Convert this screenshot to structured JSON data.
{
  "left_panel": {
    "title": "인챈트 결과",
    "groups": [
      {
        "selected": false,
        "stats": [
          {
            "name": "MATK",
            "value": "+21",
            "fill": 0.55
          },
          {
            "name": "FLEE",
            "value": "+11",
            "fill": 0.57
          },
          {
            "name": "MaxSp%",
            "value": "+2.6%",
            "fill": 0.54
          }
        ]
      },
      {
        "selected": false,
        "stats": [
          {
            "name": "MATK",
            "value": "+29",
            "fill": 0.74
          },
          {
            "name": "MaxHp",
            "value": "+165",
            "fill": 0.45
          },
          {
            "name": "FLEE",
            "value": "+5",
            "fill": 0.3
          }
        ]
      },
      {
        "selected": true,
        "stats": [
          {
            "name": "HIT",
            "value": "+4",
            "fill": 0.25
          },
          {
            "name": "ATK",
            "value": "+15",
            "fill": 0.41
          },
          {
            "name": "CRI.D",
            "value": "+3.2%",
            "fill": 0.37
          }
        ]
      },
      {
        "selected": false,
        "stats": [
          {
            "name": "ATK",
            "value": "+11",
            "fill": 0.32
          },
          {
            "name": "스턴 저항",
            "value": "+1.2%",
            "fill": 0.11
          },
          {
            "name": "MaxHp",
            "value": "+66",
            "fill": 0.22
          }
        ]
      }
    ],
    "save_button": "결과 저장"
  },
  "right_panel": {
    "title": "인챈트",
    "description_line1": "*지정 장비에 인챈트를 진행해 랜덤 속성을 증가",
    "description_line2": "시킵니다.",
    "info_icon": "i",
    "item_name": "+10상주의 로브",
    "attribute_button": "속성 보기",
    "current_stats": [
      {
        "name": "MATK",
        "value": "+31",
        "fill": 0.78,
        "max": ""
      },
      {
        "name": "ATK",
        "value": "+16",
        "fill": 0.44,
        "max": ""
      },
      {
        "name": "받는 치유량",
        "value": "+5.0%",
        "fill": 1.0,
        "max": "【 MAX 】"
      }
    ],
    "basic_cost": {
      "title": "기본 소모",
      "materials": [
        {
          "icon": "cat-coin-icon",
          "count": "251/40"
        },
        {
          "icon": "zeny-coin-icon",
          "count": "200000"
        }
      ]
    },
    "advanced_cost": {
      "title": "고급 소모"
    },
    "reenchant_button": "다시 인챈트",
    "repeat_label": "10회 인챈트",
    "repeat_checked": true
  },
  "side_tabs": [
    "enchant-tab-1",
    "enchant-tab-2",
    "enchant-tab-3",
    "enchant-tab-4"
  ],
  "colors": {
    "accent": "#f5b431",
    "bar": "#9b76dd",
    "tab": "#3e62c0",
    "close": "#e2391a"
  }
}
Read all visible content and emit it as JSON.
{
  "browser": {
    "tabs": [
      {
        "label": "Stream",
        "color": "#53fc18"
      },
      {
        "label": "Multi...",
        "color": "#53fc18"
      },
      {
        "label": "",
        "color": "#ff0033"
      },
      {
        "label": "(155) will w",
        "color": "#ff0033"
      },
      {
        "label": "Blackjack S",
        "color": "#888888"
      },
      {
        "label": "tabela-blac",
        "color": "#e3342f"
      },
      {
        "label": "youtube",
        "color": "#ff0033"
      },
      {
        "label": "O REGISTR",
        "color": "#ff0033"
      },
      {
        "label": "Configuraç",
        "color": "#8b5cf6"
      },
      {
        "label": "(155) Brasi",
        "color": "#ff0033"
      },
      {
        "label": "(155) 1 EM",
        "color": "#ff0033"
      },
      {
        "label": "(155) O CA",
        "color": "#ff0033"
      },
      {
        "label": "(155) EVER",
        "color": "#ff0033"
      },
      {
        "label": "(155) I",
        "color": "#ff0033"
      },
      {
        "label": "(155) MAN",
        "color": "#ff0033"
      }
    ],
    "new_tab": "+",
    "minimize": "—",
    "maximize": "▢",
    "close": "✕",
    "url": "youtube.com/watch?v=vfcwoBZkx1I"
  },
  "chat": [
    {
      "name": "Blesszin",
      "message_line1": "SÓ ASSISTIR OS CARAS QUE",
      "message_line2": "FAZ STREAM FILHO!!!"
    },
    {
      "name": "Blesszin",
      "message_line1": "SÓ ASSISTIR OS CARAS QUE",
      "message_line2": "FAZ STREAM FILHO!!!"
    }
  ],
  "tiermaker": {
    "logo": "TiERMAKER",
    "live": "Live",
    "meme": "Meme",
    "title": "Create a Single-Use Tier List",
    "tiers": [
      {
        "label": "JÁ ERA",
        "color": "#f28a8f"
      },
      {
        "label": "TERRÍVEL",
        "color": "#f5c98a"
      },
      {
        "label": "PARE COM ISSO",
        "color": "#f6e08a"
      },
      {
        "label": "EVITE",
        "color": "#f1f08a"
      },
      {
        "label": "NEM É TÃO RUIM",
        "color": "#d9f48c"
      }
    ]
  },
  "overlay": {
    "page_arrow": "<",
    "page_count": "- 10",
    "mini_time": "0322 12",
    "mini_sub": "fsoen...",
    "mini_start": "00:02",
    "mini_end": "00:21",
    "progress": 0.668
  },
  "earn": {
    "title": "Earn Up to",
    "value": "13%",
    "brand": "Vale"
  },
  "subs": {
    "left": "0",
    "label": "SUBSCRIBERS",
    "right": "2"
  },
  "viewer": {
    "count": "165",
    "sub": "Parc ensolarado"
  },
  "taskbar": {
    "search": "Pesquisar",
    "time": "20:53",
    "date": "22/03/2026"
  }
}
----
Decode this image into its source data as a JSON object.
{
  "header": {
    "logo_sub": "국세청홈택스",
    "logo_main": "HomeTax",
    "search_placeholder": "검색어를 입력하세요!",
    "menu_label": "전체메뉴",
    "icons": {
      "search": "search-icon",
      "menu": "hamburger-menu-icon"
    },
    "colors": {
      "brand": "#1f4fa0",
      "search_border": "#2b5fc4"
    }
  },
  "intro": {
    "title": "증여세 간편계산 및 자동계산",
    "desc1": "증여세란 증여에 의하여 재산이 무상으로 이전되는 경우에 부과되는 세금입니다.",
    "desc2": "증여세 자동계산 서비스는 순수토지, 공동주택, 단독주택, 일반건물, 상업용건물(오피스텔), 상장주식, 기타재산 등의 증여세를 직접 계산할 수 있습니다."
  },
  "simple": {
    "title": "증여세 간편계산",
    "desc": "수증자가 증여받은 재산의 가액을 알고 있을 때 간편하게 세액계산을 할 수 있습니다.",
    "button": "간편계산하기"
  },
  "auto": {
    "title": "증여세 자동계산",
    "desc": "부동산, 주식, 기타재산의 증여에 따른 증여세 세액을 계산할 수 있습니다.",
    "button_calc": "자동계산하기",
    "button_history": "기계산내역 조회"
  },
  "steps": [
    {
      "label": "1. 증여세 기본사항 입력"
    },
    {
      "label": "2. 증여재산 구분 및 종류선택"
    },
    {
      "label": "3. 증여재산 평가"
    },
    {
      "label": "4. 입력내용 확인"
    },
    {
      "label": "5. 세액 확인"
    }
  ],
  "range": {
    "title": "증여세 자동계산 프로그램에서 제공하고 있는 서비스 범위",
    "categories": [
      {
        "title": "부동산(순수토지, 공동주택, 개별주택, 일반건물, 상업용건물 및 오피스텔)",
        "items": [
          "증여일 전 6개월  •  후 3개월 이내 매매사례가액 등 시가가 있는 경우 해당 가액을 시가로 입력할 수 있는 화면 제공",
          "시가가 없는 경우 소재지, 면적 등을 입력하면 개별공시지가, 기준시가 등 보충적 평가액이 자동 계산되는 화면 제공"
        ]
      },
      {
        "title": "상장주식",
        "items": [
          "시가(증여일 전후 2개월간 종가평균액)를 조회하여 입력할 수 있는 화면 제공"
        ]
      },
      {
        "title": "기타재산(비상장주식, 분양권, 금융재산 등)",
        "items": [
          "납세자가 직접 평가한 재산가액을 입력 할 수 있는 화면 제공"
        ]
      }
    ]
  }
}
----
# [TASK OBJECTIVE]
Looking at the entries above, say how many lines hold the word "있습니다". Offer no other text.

# [EXPECTED ANSWER]
3